It is encouraging to see a range of public projects being delivered that echo these emerging low-tech principles.
Materials plus restrained approach
Sands End Community Centre by Mae combines the use of recycled materials with an intelligent and restrained approach. The centre’s placement, orientation and massing reduces overheating, maximises natural daylight, and promotes passive ventilation.
Project architect Michael Dillon describes how the material choices had to work as hard as possible, obviating the use of unnecessary linings to use less material more efficiently. Over 35% of the building’s materials contain recycled matter, together with a CLT timber structure that has been responsibly sourced and will sequester carbon rather than produce it. One of the key contributors to this impressive figure is the use of StoneCycling bricks, a revolutionary product using waste – in this instance, recycled glass – to form up to 70% of the brick compound. The reformed bricks are fired with ‘forest compensated gas’, which means trees are being planted to compensate the footprint. The resulting brick therefore has far lower embodied carbon than newly formed UK brick – and upcycles construction waste.
Scale remains one of the greatest challenges to the low-tech agenda. While there are many exciting and encouraging projects they remain of a relatively modest size. It is hard to conceive how these principles may be effectively and economically scaled up to larger buildings, but we are now embarking on a project with The National Railway Museum in York on its new Central Hall project, putting forward a 3,500m² solid timber frame. Fortunately, the Science Museum Group, which runs the museum, is an ambitious and enlightened client.
To initiate real change at scale, architects need inspired and visionary clients, developers and patrons to buy in, but vitally we need the backstop of intelligently defined policy and more radical regulation to kick the construction industry as whole into action. The RIBA’s 2030 Climate Challenge has set admirable and ambitious targets for architects to move towards, but they remain optional and we need regulation to catch up.
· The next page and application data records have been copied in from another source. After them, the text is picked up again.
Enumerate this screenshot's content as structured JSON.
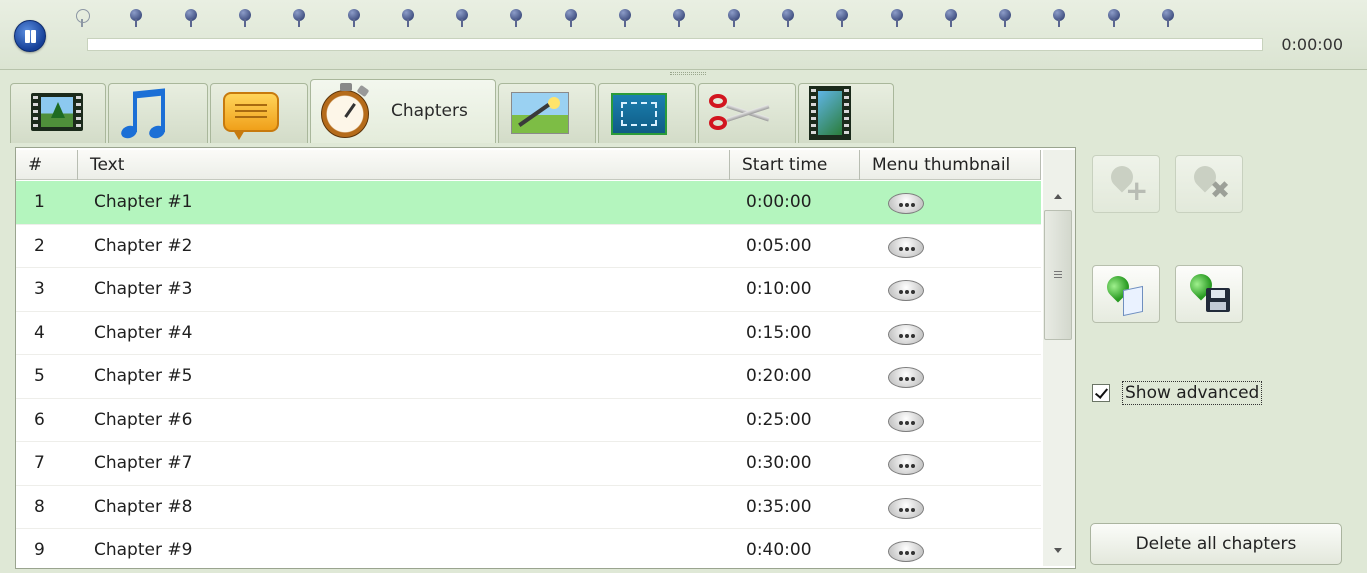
{
  "player": {
    "time": "0:00:00",
    "chapter_marker_count": 21
  },
  "tabs": [
    {
      "name": "video",
      "icon": "film-icon",
      "label": ""
    },
    {
      "name": "audio",
      "icon": "music-icon",
      "label": ""
    },
    {
      "name": "subtitles",
      "icon": "subtitle-bubble-icon",
      "label": ""
    },
    {
      "name": "chapters",
      "icon": "stopwatch-icon",
      "label": "Chapters",
      "active": true
    },
    {
      "name": "image",
      "icon": "image-edit-icon",
      "label": ""
    },
    {
      "name": "resize",
      "icon": "fit-screen-icon",
      "label": ""
    },
    {
      "name": "cut",
      "icon": "scissors-icon",
      "label": ""
    },
    {
      "name": "transition",
      "icon": "film-transition-icon",
      "label": ""
    }
  ],
  "table": {
    "columns": [
      "#",
      "Text",
      "Start time",
      "Menu thumbnail"
    ],
    "rows": [
      {
        "num": "1",
        "text": "Chapter #1",
        "start": "0:00:00",
        "selected": true
      },
      {
        "num": "2",
        "text": "Chapter #2",
        "start": "0:05:00"
      },
      {
        "num": "3",
        "text": "Chapter #3",
        "start": "0:10:00"
      },
      {
        "num": "4",
        "text": "Chapter #4",
        "start": "0:15:00"
      },
      {
        "num": "5",
        "text": "Chapter #5",
        "start": "0:20:00"
      },
      {
        "num": "6",
        "text": "Chapter #6",
        "start": "0:25:00"
      },
      {
        "num": "7",
        "text": "Chapter #7",
        "start": "0:30:00"
      },
      {
        "num": "8",
        "text": "Chapter #8",
        "start": "0:35:00"
      },
      {
        "num": "9",
        "text": "Chapter #9",
        "start": "0:40:00"
      }
    ]
  },
  "right_panel": {
    "add_chapter_icon": "add-chapter-icon",
    "remove_chapter_icon": "remove-chapter-icon",
    "load_chapters_icon": "load-chapters-icon",
    "save_chapters_icon": "save-chapters-icon",
    "show_advanced_label": "Show advanced",
    "show_advanced_checked": true,
    "delete_all_label": "Delete all chapters"
  },
  "colors": {
    "selected_row": "#b4f5be",
    "background": "#dfe8d6"
  }
}
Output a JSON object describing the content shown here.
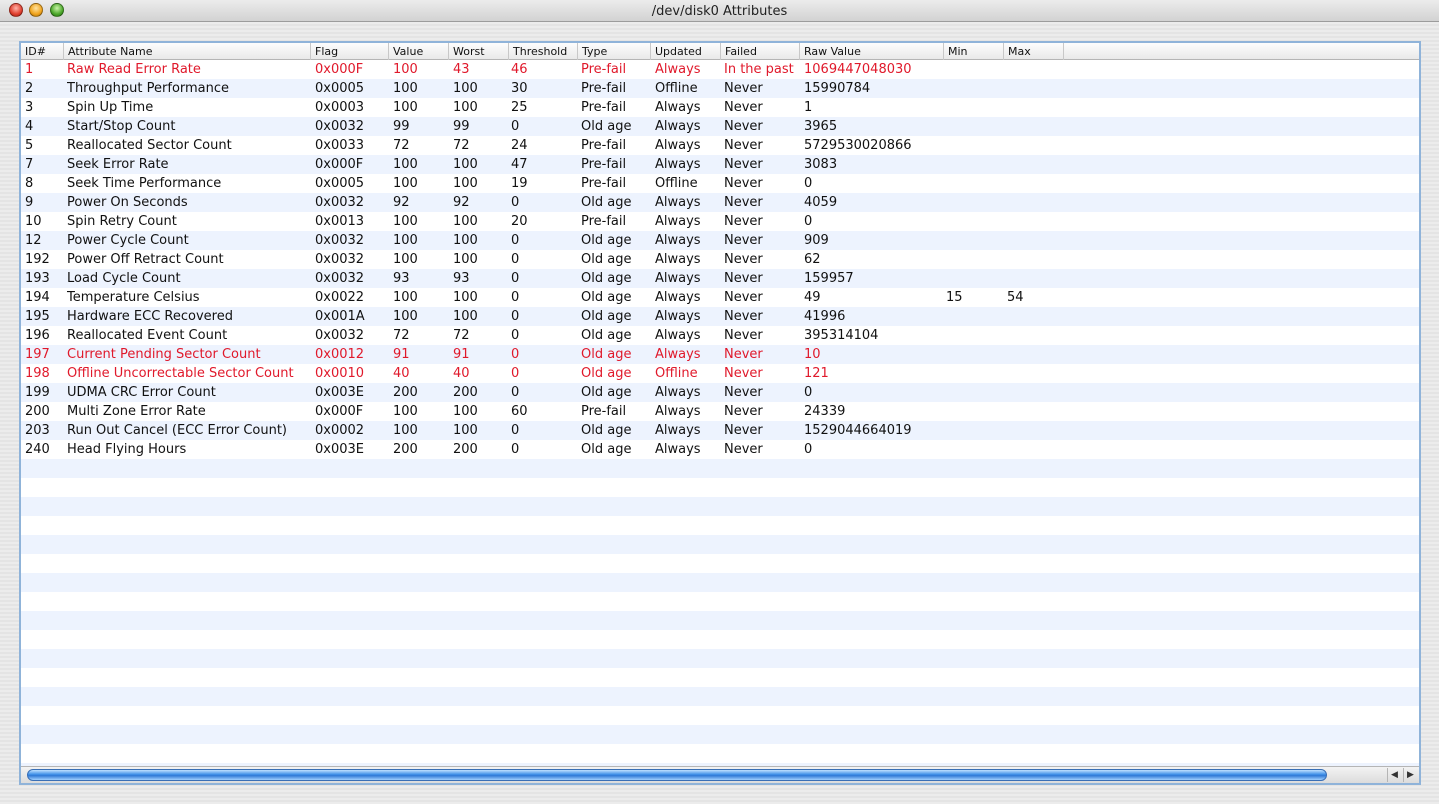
{
  "window": {
    "title": "/dev/disk0 Attributes"
  },
  "colors": {
    "failed_text": "#e0192b",
    "stripe": "#edf3fe",
    "scroll_thumb": "#3d8fe8"
  },
  "table": {
    "columns": [
      "ID#",
      "Attribute Name",
      "Flag",
      "Value",
      "Worst",
      "Threshold",
      "Type",
      "Updated",
      "Failed",
      "Raw Value",
      "Min",
      "Max"
    ],
    "rows": [
      {
        "id": "1",
        "name": "Raw Read Error Rate",
        "flag": "0x000F",
        "value": "100",
        "worst": "43",
        "threshold": "46",
        "type": "Pre-fail",
        "updated": "Always",
        "failed": "In the past",
        "raw": "1069447048030",
        "min": "",
        "max": "",
        "status": "failed"
      },
      {
        "id": "2",
        "name": "Throughput Performance",
        "flag": "0x0005",
        "value": "100",
        "worst": "100",
        "threshold": "30",
        "type": "Pre-fail",
        "updated": "Offline",
        "failed": "Never",
        "raw": "15990784",
        "min": "",
        "max": "",
        "status": "ok"
      },
      {
        "id": "3",
        "name": "Spin Up Time",
        "flag": "0x0003",
        "value": "100",
        "worst": "100",
        "threshold": "25",
        "type": "Pre-fail",
        "updated": "Always",
        "failed": "Never",
        "raw": "1",
        "min": "",
        "max": "",
        "status": "ok"
      },
      {
        "id": "4",
        "name": "Start/Stop Count",
        "flag": "0x0032",
        "value": "99",
        "worst": "99",
        "threshold": "0",
        "type": "Old age",
        "updated": "Always",
        "failed": "Never",
        "raw": "3965",
        "min": "",
        "max": "",
        "status": "ok"
      },
      {
        "id": "5",
        "name": "Reallocated Sector Count",
        "flag": "0x0033",
        "value": "72",
        "worst": "72",
        "threshold": "24",
        "type": "Pre-fail",
        "updated": "Always",
        "failed": "Never",
        "raw": "5729530020866",
        "min": "",
        "max": "",
        "status": "ok"
      },
      {
        "id": "7",
        "name": "Seek Error Rate",
        "flag": "0x000F",
        "value": "100",
        "worst": "100",
        "threshold": "47",
        "type": "Pre-fail",
        "updated": "Always",
        "failed": "Never",
        "raw": "3083",
        "min": "",
        "max": "",
        "status": "ok"
      },
      {
        "id": "8",
        "name": "Seek Time Performance",
        "flag": "0x0005",
        "value": "100",
        "worst": "100",
        "threshold": "19",
        "type": "Pre-fail",
        "updated": "Offline",
        "failed": "Never",
        "raw": "0",
        "min": "",
        "max": "",
        "status": "ok"
      },
      {
        "id": "9",
        "name": "Power On Seconds",
        "flag": "0x0032",
        "value": "92",
        "worst": "92",
        "threshold": "0",
        "type": "Old age",
        "updated": "Always",
        "failed": "Never",
        "raw": "4059",
        "min": "",
        "max": "",
        "status": "ok"
      },
      {
        "id": "10",
        "name": "Spin Retry Count",
        "flag": "0x0013",
        "value": "100",
        "worst": "100",
        "threshold": "20",
        "type": "Pre-fail",
        "updated": "Always",
        "failed": "Never",
        "raw": "0",
        "min": "",
        "max": "",
        "status": "ok"
      },
      {
        "id": "12",
        "name": "Power Cycle Count",
        "flag": "0x0032",
        "value": "100",
        "worst": "100",
        "threshold": "0",
        "type": "Old age",
        "updated": "Always",
        "failed": "Never",
        "raw": "909",
        "min": "",
        "max": "",
        "status": "ok"
      },
      {
        "id": "192",
        "name": "Power Off Retract Count",
        "flag": "0x0032",
        "value": "100",
        "worst": "100",
        "threshold": "0",
        "type": "Old age",
        "updated": "Always",
        "failed": "Never",
        "raw": "62",
        "min": "",
        "max": "",
        "status": "ok"
      },
      {
        "id": "193",
        "name": "Load Cycle Count",
        "flag": "0x0032",
        "value": "93",
        "worst": "93",
        "threshold": "0",
        "type": "Old age",
        "updated": "Always",
        "failed": "Never",
        "raw": "159957",
        "min": "",
        "max": "",
        "status": "ok"
      },
      {
        "id": "194",
        "name": "Temperature Celsius",
        "flag": "0x0022",
        "value": "100",
        "worst": "100",
        "threshold": "0",
        "type": "Old age",
        "updated": "Always",
        "failed": "Never",
        "raw": "49",
        "min": "15",
        "max": "54",
        "status": "ok"
      },
      {
        "id": "195",
        "name": "Hardware ECC Recovered",
        "flag": "0x001A",
        "value": "100",
        "worst": "100",
        "threshold": "0",
        "type": "Old age",
        "updated": "Always",
        "failed": "Never",
        "raw": "41996",
        "min": "",
        "max": "",
        "status": "ok"
      },
      {
        "id": "196",
        "name": "Reallocated Event Count",
        "flag": "0x0032",
        "value": "72",
        "worst": "72",
        "threshold": "0",
        "type": "Old age",
        "updated": "Always",
        "failed": "Never",
        "raw": "395314104",
        "min": "",
        "max": "",
        "status": "ok"
      },
      {
        "id": "197",
        "name": "Current Pending Sector Count",
        "flag": "0x0012",
        "value": "91",
        "worst": "91",
        "threshold": "0",
        "type": "Old age",
        "updated": "Always",
        "failed": "Never",
        "raw": "10",
        "min": "",
        "max": "",
        "status": "failed"
      },
      {
        "id": "198",
        "name": "Offline Uncorrectable Sector Count",
        "flag": "0x0010",
        "value": "40",
        "worst": "40",
        "threshold": "0",
        "type": "Old age",
        "updated": "Offline",
        "failed": "Never",
        "raw": "121",
        "min": "",
        "max": "",
        "status": "failed"
      },
      {
        "id": "199",
        "name": "UDMA CRC Error Count",
        "flag": "0x003E",
        "value": "200",
        "worst": "200",
        "threshold": "0",
        "type": "Old age",
        "updated": "Always",
        "failed": "Never",
        "raw": "0",
        "min": "",
        "max": "",
        "status": "ok"
      },
      {
        "id": "200",
        "name": "Multi Zone Error Rate",
        "flag": "0x000F",
        "value": "100",
        "worst": "100",
        "threshold": "60",
        "type": "Pre-fail",
        "updated": "Always",
        "failed": "Never",
        "raw": "24339",
        "min": "",
        "max": "",
        "status": "ok"
      },
      {
        "id": "203",
        "name": "Run Out Cancel (ECC Error Count)",
        "flag": "0x0002",
        "value": "100",
        "worst": "100",
        "threshold": "0",
        "type": "Old age",
        "updated": "Always",
        "failed": "Never",
        "raw": "1529044664019",
        "min": "",
        "max": "",
        "status": "ok"
      },
      {
        "id": "240",
        "name": "Head Flying Hours",
        "flag": "0x003E",
        "value": "200",
        "worst": "200",
        "threshold": "0",
        "type": "Old age",
        "updated": "Always",
        "failed": "Never",
        "raw": "0",
        "min": "",
        "max": "",
        "status": "ok"
      }
    ]
  },
  "scrollbar": {
    "left_arrow": "◀",
    "right_arrow": "▶"
  }
}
More restriction and a need to reduce will of course be seen as regressive by some, but it should be framed positively as the spirit of our age, reflective of the broader societal changes we will need to embrace over the coming decades – consuming and travelling less, moderating our diets and even comfort levels.
Architects must seize this opportunity to define a new language of architecture for our time. Actually, less is less, but today that is precisely the aim.
Edmund Fowles is director and co-founder of Feilden Fowles